It was nice to see North Smithfieldâs Corinne Coia gain some local recognition for her productive basketball career at Lincoln School. The 6-foot-4 senior, who has signed a letter of intent to play for the University of Rhode Island, scored 25 points on Monday night and now has 1,019 points in her career. She passed 1,000 career rebounds earlier this season.
Coiaâs decision to go the private school route has turned out perfectly. She reaped the educational benefits of attending Lincoln School, which has a beautiful and secluded campus tucked off a side street near the Blackstone Boulevard in Providence. And her basketball potential was enhanced while playing for head coach Christina Batastini-Sheehan, a Rhode Island product who succeeded in a big-time college program at Stanford University.
Others have tried the private school route with not quite the same results. Woonsocketâs Mike LaPlante came out of his two years at St. Andrewâs School in Barrington with a high school diploma and not much else. LaPlante might have been better off staying at Woonsocket High and learning the game from former URI starting forward Kyle Ivey-Jones. But thatâs all hindsight. You canât second-guess decisions people make with their lives. You only hope they keep battling until things turn in their favor. Never give up is not just something sports coaches preach. It applies to real life, too.
Pawtucketâs Rakim Sanders had better luck at St. Andrewâs, playing his way into a full basketball scholarship at Boston College, where he played for three seasons before leaving the program after Al Skinner got fired.
Sanders is now sitting out a season while preparing for a final college season at Fairfield (Ct.) University, where he will play for former BC assistant Ed Cooley.
The private school option remains attractive to young basketball players who dream of earning a college scholarship. Tolman Highâs Diandra DaRosa transferred to St. Raphael Academy after a sparkling freshman season. St. Raphael Academyâs Charles Correa, a sophomore point guard, is learning the game from veteran coach Tom Sorrentine, an old school mentor who has sent several of his former players on to Division I college programs, mostly notably Jeff Xavier, who finished up at Providence College two seasons ago.

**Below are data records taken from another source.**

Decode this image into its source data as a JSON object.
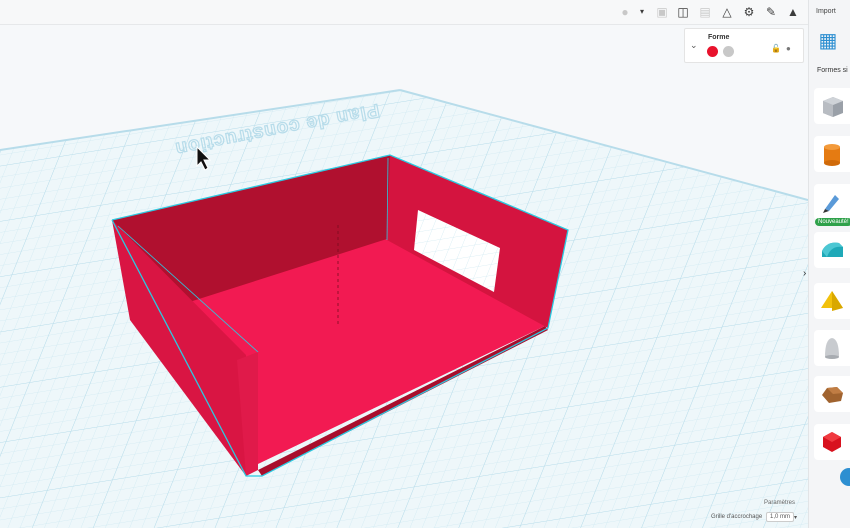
{
  "workplane": {
    "label": "Plan de construction"
  },
  "toolbar": {
    "icons": [
      "lightbulb-icon",
      "dropdown-arrow-icon",
      "group-icon",
      "ungroup-icon",
      "align-icon",
      "mirror-icon",
      "cruise-icon",
      "ruler-icon",
      "workplane-icon"
    ],
    "import_label": "Import"
  },
  "inspector": {
    "title": "Forme",
    "solid_color": "#e8122c",
    "hole_color": "#c8c8c8"
  },
  "sidebar": {
    "section_label": "Formes si",
    "new_badge": "Nouveauté!",
    "shapes": [
      "box-shape-icon",
      "cylinder-shape-icon",
      "scribble-shape-icon",
      "roof-shape-icon",
      "pyramid-shape-icon",
      "paraboloid-shape-icon",
      "rock-shape-icon",
      "polyhedron-shape-icon"
    ]
  },
  "footer": {
    "settings_label": "Paramètres",
    "snap_label": "Grille d'accrochage",
    "snap_value": "1,0 mm"
  },
  "colors": {
    "object_red": "#e8174a",
    "object_dark": "#b0102f",
    "outline": "#2cc9e0",
    "grid": "#cfe9f2",
    "accent": "#2d8fd1"
  }
}
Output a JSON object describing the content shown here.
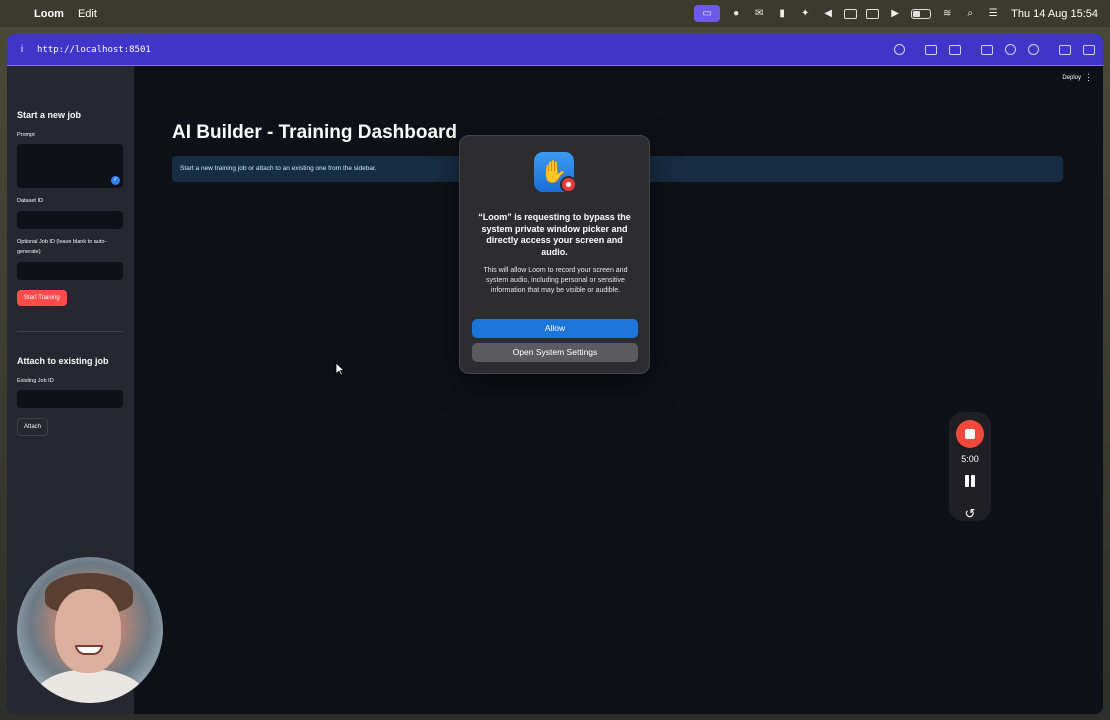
{
  "menubar": {
    "apple_glyph": "",
    "app_name": "Loom",
    "menus": [
      "Edit"
    ],
    "clock": "Thu 14 Aug  15:54"
  },
  "browser": {
    "url": "http://localhost:8501",
    "info_glyph": "i"
  },
  "sidebar": {
    "new_job_heading": "Start a new job",
    "prompt_label": "Prompt",
    "dataset_label": "Dataset ID",
    "job_id_label": "Optional Job ID (leave blank to auto-generate)",
    "start_button": "Start Training",
    "attach_heading": "Attach to existing job",
    "existing_job_label": "Existing Job ID",
    "attach_button": "Attach"
  },
  "main": {
    "deploy": "Deploy",
    "kebab": "⋮",
    "title": "AI Builder - Training Dashboard",
    "info_message": "Start a new training job or attach to an existing one from the sidebar."
  },
  "dialog": {
    "title": "“Loom” is requesting to bypass the system private window picker and directly access your screen and audio.",
    "body": "This will allow Loom to record your screen and system audio, including personal or sensitive information that may be visible or audible.",
    "allow_button": "Allow",
    "settings_button": "Open System Settings"
  },
  "recorder": {
    "timer": "5:00"
  },
  "colors": {
    "accent": "#ff4b4b",
    "address_bar": "#3f35c8",
    "info_banner": "#172d43",
    "allow": "#1d74d9"
  }
}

The elite players in high school basketball have their own decisions to make. But they are not the only kids trying to attain some form of success and achievement. I find myself thinking at times about this yearâs Woonsocket High boys team that has won only one league game and three games overall after four straight seasons in the playoffs.
Hereâs my question: How do you judge this yearâs team? Certainly not by wins and losses. In this case, the best measuring stick is whether the players stick it out. Do they just play out the schedule while going through the motions? My sense is that the players who remain on this team are trying as hard as they can. They are also learning a valuable lesson about life.
Their success as high school students is not connected to wins and losses on the sports fields. Success comes from sticking with a job you started. Maybe the lesson for these Woonsocket players is that you never give up, even when the odds are stacked against you. Completing an assignment under duress is a great learning tool for the world that awaits them, whether in a college classroom or the Army or a job that awaits them in the community.
Former Woonsocket player Mike Akinrola, now finishing up his junior year at Rhode Island College, is an example of a young man who made the right decision about where to go to school. âBig Mikeâ was kind of a shy kid in high school. He has come a long way in the intervening three years, blossoming as a student and a basketball player. Mike said last week that he wants to become a state trooper or policemen when he completes his education. It is good news for those two organizations that a young man the caliber of Mike Akinrola wants to become a law enforcement official.
The thing about high school sports that nobody likes to talk about is how some student-athletes disappear in the middle of a season due to poor grades. Thereâs no shame in this. Academic life is just as volatile as sports competition. Teachers just put grades on classroom performance instead of wins and losses. Both pursuits are ongoing affairs. A basketball player can lose his eligibility in mid-January, disappear from the team, and use that extra time in his or her life to study harder and make better grades heading down the home stretch towards graduation.
In the long run, itâs a lot more important to win the battle of the books than it is to stay eligible and help your team win a few games that will soon be forgotten. Nobody cares whether your team finished under .500 or missed the playoffs. But if a young person loses the battle for a high school diploma, thatâs going to negatively impact his or her life for years to come.
One other thing: The smartest kids in high school arenât guaranteed anything. They may be surpassed over the years by fellow students who keep plugging away, day after day. Having a great work ethic and strong values is just as important to success in life as any mental skills. Life is a long-distance run. The race doesnât really go to the swiftest, or the brightest. It goes to the runners who are prepared to go the distance. It goes to the people who stay the course and never give up.